Author + information
- Shailendra Singh1,
- Yonathan Litwok1,
- Evelina Grayver1,
- Perwaiz Meraj2,
- Alexander Lee1 and
- Cindy Grines3
The survival of patients with acute myocardial infarction complicated by cardiogenic shock (AMICS) remains low despite early revascularization. The evolving percutaneous mechanical circulatory support (MCS) device options provide the possibility of a brighter future, however markers are needed to assist in therapeutic decision-making when utilizing MCS in AMICS. We investigated if early dynamic changes in lactate levels would reflect the therapeutic benefit of mechanical support and its potential impact on survival in patients presenting with AMICS.
Forty-six patients who presented to our coronary care unit underwent PCI and required MCS with an Impella 2.5 or Impella CP due to AMICS were included in this analysis. Differences between Survivors and Non-Survivors were examined. Results were statistically significant at the p<0.05 level of significance. All performed using SAS version 9.4 (SAS Institute Inc., Cary, NC).
Compared to pre-MCS lactate levels, survival demonstrated a significant decrease of 33.3% in lactate level obtained at 6 hours, where as Non-Survivors had a slight increase in lactate level of 1.8% (p<0.0001)(Figure 1). Patients who had a Lactate Clearance of ≥ 30% at 6 hours were 94% Survivors (p<0.0001)(Figure 2). Earlier MCS implantation was clearly exhibited in the survival group (1.0 hours vs. 21.0 hours, respectively; p<0.0133)(Figure 3). In fact, survival was 82.4% (p<0.0037) when the Impella device was implanted within 2 hours of admission to the hospital.

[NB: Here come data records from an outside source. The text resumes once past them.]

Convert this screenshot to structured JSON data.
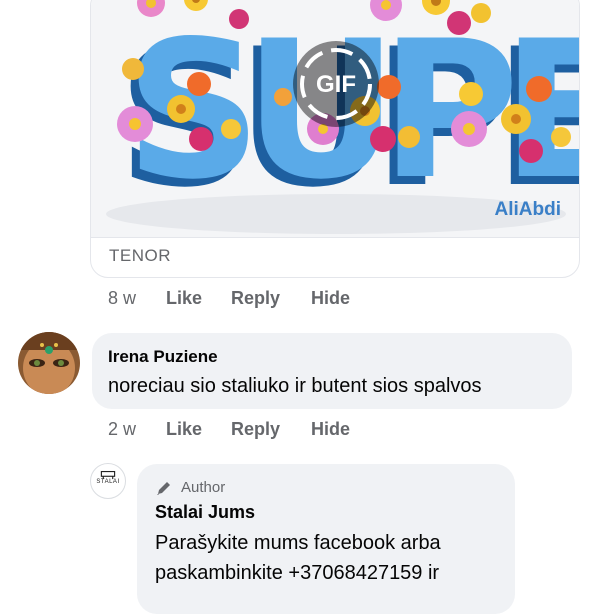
{
  "gif": {
    "badge": "GIF",
    "source": "TENOR",
    "watermark": "AliAbdi",
    "big_word": "SUPER"
  },
  "gif_comment_actions": {
    "time": "8 w",
    "like": "Like",
    "reply": "Reply",
    "hide": "Hide"
  },
  "comment": {
    "author": "Irena Puziene",
    "text": "noreciau sio staliuko ir butent sios spalvos",
    "actions": {
      "time": "2 w",
      "like": "Like",
      "reply": "Reply",
      "hide": "Hide"
    }
  },
  "reply": {
    "badge": "Author",
    "author": "Stalai Jums",
    "avatar_text": "STALAI",
    "lines": [
      "Parašykite mums facebook arba",
      "paskambinkite +37068427159 ir"
    ]
  },
  "colors": {
    "bubble": "#f0f2f5",
    "secondary_text": "#65676b",
    "gif_blue": "#4a9be0"
  }
}
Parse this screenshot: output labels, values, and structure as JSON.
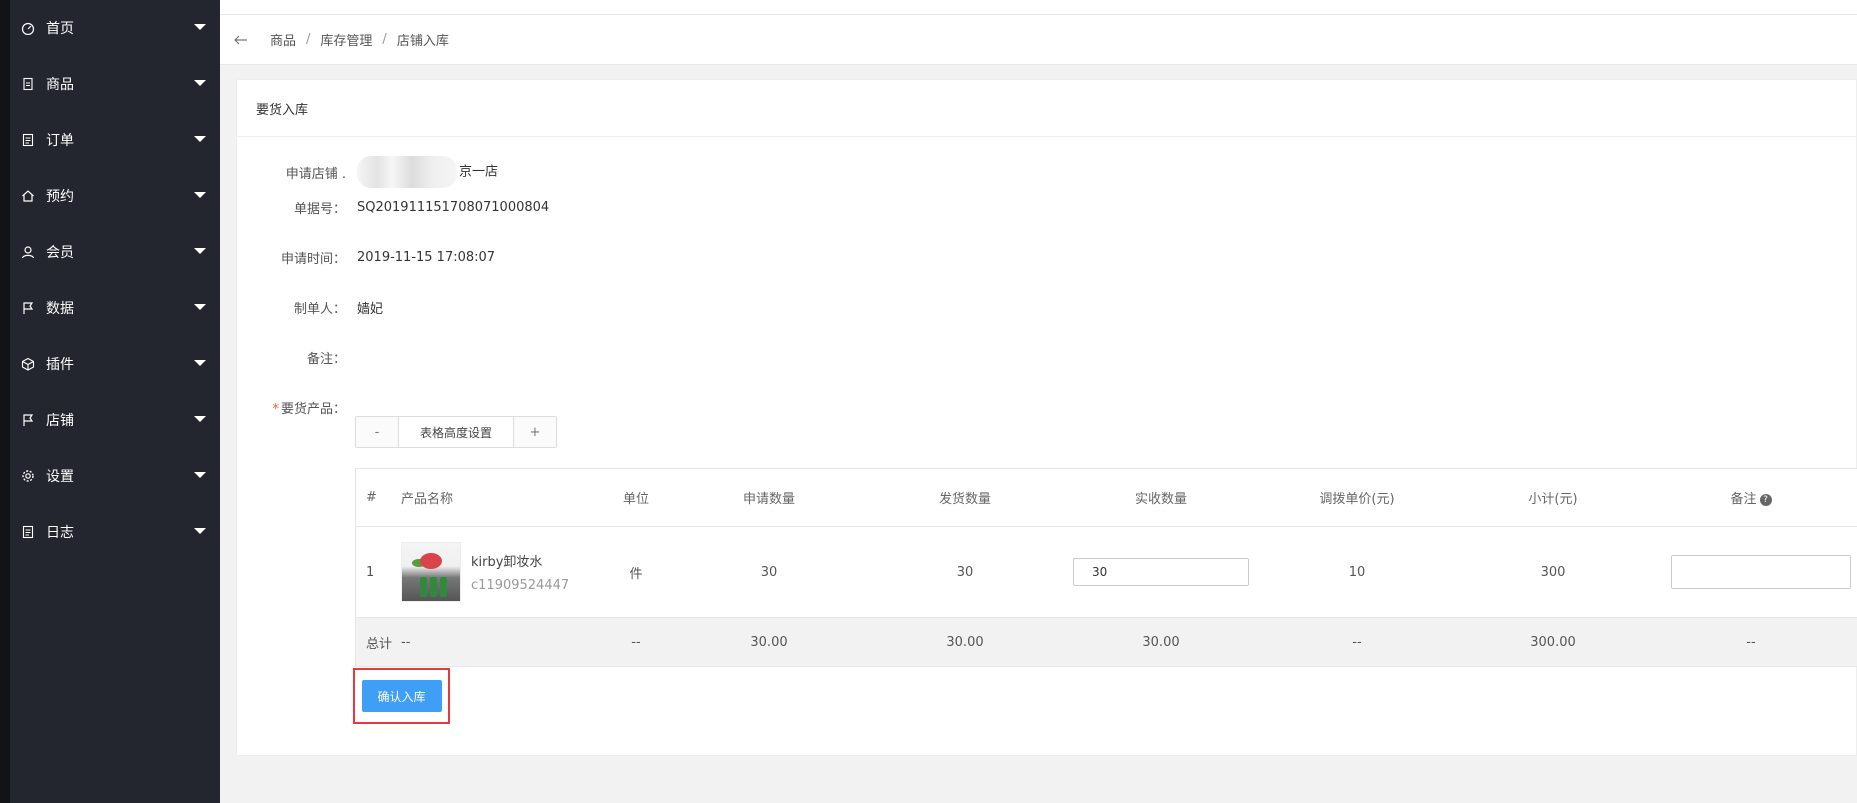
{
  "sidebar": {
    "items": [
      {
        "label": "首页",
        "icon": "dashboard-icon"
      },
      {
        "label": "商品",
        "icon": "document-icon"
      },
      {
        "label": "订单",
        "icon": "list-icon"
      },
      {
        "label": "预约",
        "icon": "home-icon"
      },
      {
        "label": "会员",
        "icon": "user-icon"
      },
      {
        "label": "数据",
        "icon": "flag-icon"
      },
      {
        "label": "插件",
        "icon": "cube-icon"
      },
      {
        "label": "店铺",
        "icon": "flag-icon"
      },
      {
        "label": "设置",
        "icon": "gear-icon"
      },
      {
        "label": "日志",
        "icon": "log-icon"
      }
    ]
  },
  "breadcrumb": [
    "商品",
    "库存管理",
    "店铺入库"
  ],
  "card": {
    "title": "要货入库",
    "fields": {
      "store_label": "申请店铺",
      "store_value": "京一店",
      "order_no_label": "单据号：",
      "order_no_value": "SQ201911151708071000804",
      "time_label": "申请时间：",
      "time_value": "2019-11-15 17:08:07",
      "maker_label": "制单人：",
      "maker_value": "嫱妃",
      "note_label": "备注：",
      "products_label": "要货产品："
    },
    "height_control": {
      "minus": "-",
      "label": "表格高度设置",
      "plus": "+"
    }
  },
  "table": {
    "headers": [
      "#",
      "产品名称",
      "单位",
      "申请数量",
      "发货数量",
      "实收数量",
      "调拨单价(元)",
      "小计(元)",
      "备注"
    ],
    "rows": [
      {
        "index": "1",
        "name": "kirby卸妆水",
        "code": "c11909524447",
        "unit": "件",
        "requested": "30",
        "shipped": "30",
        "received": "30",
        "price": "10",
        "subtotal": "300",
        "note": ""
      }
    ],
    "totals": {
      "label": "总计",
      "name": "--",
      "unit": "--",
      "requested": "30.00",
      "shipped": "30.00",
      "received": "30.00",
      "price": "--",
      "subtotal": "300.00",
      "note": "--"
    }
  },
  "confirm_button": "确认入库",
  "colors": {
    "sidebar_bg": "#23262e",
    "primary_button": "#3f9ef6",
    "highlight_border": "#e8383d",
    "required_mark": "#ff5722"
  }
}
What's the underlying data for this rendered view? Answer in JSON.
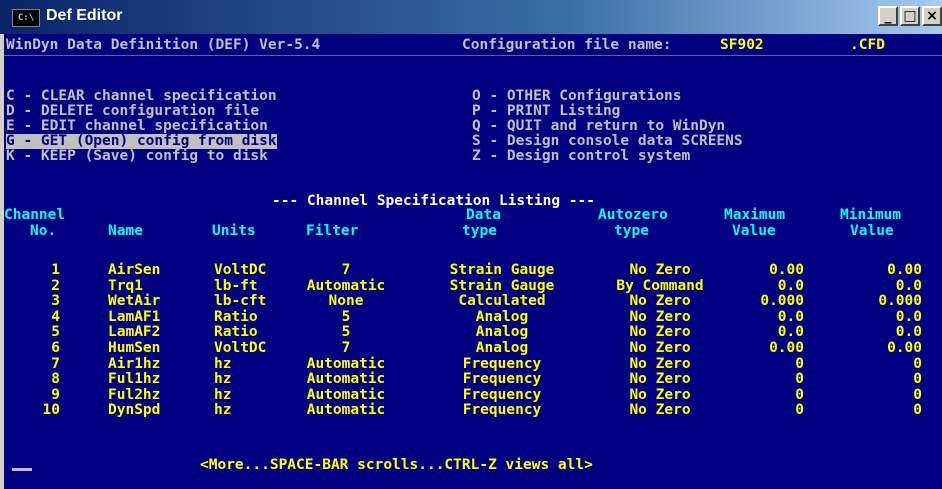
{
  "window": {
    "title": "Def Editor",
    "icon_label": "C:\\",
    "min_symbol": "_",
    "max_symbol": "□",
    "close_symbol": "×"
  },
  "header": {
    "program": "WinDyn Data Definition (DEF) Ver-5.4",
    "config_label": "Configuration file name:",
    "config_name": "SF902",
    "config_ext": ".CFD"
  },
  "menu_left": [
    "C - CLEAR channel specification",
    "D - DELETE configuration file",
    "E - EDIT channel specification",
    "G - GET (Open) config from disk",
    "K - KEEP (Save) config to disk"
  ],
  "menu_right": [
    "O - OTHER Configurations",
    "P - PRINT Listing",
    "Q - QUIT and return to WinDyn",
    "S - Design console data SCREENS",
    "Z - Design control system"
  ],
  "listing_title": "--- Channel Specification Listing ---",
  "columns": {
    "channel_1": "Channel",
    "channel_2": "No.",
    "name": "Name",
    "units": "Units",
    "filter": "Filter",
    "data_1": "Data",
    "data_2": "type",
    "auto_1": "Autozero",
    "auto_2": "type",
    "max_1": "Maximum",
    "max_2": "Value",
    "min_1": "Minimum",
    "min_2": "Value"
  },
  "rows": [
    {
      "no": "1",
      "name": "AirSen",
      "units": "VoltDC",
      "filter": "7",
      "data": "Strain Gauge",
      "auto": "No Zero",
      "max": "0.00",
      "min": "0.00"
    },
    {
      "no": "2",
      "name": "Trq1",
      "units": "lb-ft",
      "filter": "Automatic",
      "data": "Strain Gauge",
      "auto": "By Command",
      "max": "0.0",
      "min": "0.0"
    },
    {
      "no": "3",
      "name": "WetAir",
      "units": "lb-cft",
      "filter": "None",
      "data": "Calculated",
      "auto": "No Zero",
      "max": "0.000",
      "min": "0.000"
    },
    {
      "no": "4",
      "name": "LamAF1",
      "units": "Ratio",
      "filter": "5",
      "data": "Analog",
      "auto": "No Zero",
      "max": "0.0",
      "min": "0.0"
    },
    {
      "no": "5",
      "name": "LamAF2",
      "units": "Ratio",
      "filter": "5",
      "data": "Analog",
      "auto": "No Zero",
      "max": "0.0",
      "min": "0.0"
    },
    {
      "no": "6",
      "name": "HumSen",
      "units": "VoltDC",
      "filter": "7",
      "data": "Analog",
      "auto": "No Zero",
      "max": "0.00",
      "min": "0.00"
    },
    {
      "no": "7",
      "name": "Air1hz",
      "units": "hz",
      "filter": "Automatic",
      "data": "Frequency",
      "auto": "No Zero",
      "max": "0",
      "min": "0"
    },
    {
      "no": "8",
      "name": "Ful1hz",
      "units": "hz",
      "filter": "Automatic",
      "data": "Frequency",
      "auto": "No Zero",
      "max": "0",
      "min": "0"
    },
    {
      "no": "9",
      "name": "Ful2hz",
      "units": "hz",
      "filter": "Automatic",
      "data": "Frequency",
      "auto": "No Zero",
      "max": "0",
      "min": "0"
    },
    {
      "no": "10",
      "name": "DynSpd",
      "units": "hz",
      "filter": "Automatic",
      "data": "Frequency",
      "auto": "No Zero",
      "max": "0",
      "min": "0"
    }
  ],
  "footer": "<More...SPACE-BAR scrolls...CTRL-Z views all>",
  "colors": {
    "background": "#000080",
    "text": "#c0c0c0",
    "header": "#00ffff",
    "values": "#ffff00"
  }
}
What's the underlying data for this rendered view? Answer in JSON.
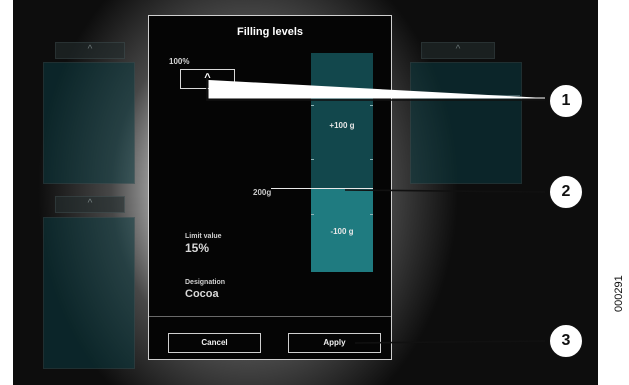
{
  "dialog": {
    "title": "Filling levels",
    "percent_label": "100%",
    "up_button_symbol": "^",
    "gauge": {
      "upper_label": "+100 g",
      "lower_label": "-100 g",
      "setpoint_label": "200g",
      "upper_color": "#12474c",
      "lower_color": "#1f7b80"
    },
    "limit": {
      "label": "Limit value",
      "value": "15%"
    },
    "designation": {
      "label": "Designation",
      "value": "Cocoa"
    },
    "buttons": {
      "cancel": "Cancel",
      "apply": "Apply"
    }
  },
  "background_panels": {
    "up_symbol": "^"
  },
  "callouts": [
    "1",
    "2",
    "3"
  ],
  "figure_id": "000291"
}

In conclusion patients who present with AMICS, serial lactate measurements may be used as a prognostic marker and therefore guide therapeutic decision-making. Lack of early improvement of lactic acidosis within six hours after Impella placement in AMICS can be an indication of poor prognosis and therefore possibly inadequate hemodynamic assistance. Our evidence strongly suggests that higher lactate levels can be observed on admission in non-survivors and that higher lactate clearance is associated with improved survival post Impella placement if done early.
CORONARY: Hemodynamic Support and Cardiogenic Shock